# [Work order]
In the copy, keep every word of the data below and none of its pictures.

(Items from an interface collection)
▼
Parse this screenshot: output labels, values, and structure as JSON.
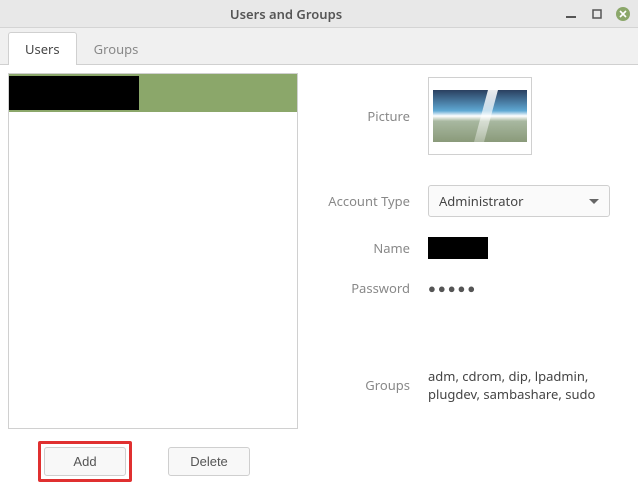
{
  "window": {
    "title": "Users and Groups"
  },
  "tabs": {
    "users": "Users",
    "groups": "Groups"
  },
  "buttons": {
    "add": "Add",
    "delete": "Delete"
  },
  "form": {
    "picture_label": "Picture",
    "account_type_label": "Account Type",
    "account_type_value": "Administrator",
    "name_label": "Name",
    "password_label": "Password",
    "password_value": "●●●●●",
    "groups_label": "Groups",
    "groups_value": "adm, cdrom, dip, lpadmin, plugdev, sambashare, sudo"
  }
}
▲
# [Written answer]
Parse this screenshot: output labels, values, and structure as JSON.
{
  "window": {
    "title": "Users and Groups"
  },
  "tabs": {
    "users": "Users",
    "groups": "Groups"
  },
  "buttons": {
    "add": "Add",
    "delete": "Delete"
  },
  "form": {
    "picture_label": "Picture",
    "account_type_label": "Account Type",
    "account_type_value": "Administrator",
    "name_label": "Name",
    "password_label": "Password",
    "password_value": "●●●●●",
    "groups_label": "Groups",
    "groups_value": "adm, cdrom, dip, lpadmin, plugdev, sambashare, sudo"
  }
}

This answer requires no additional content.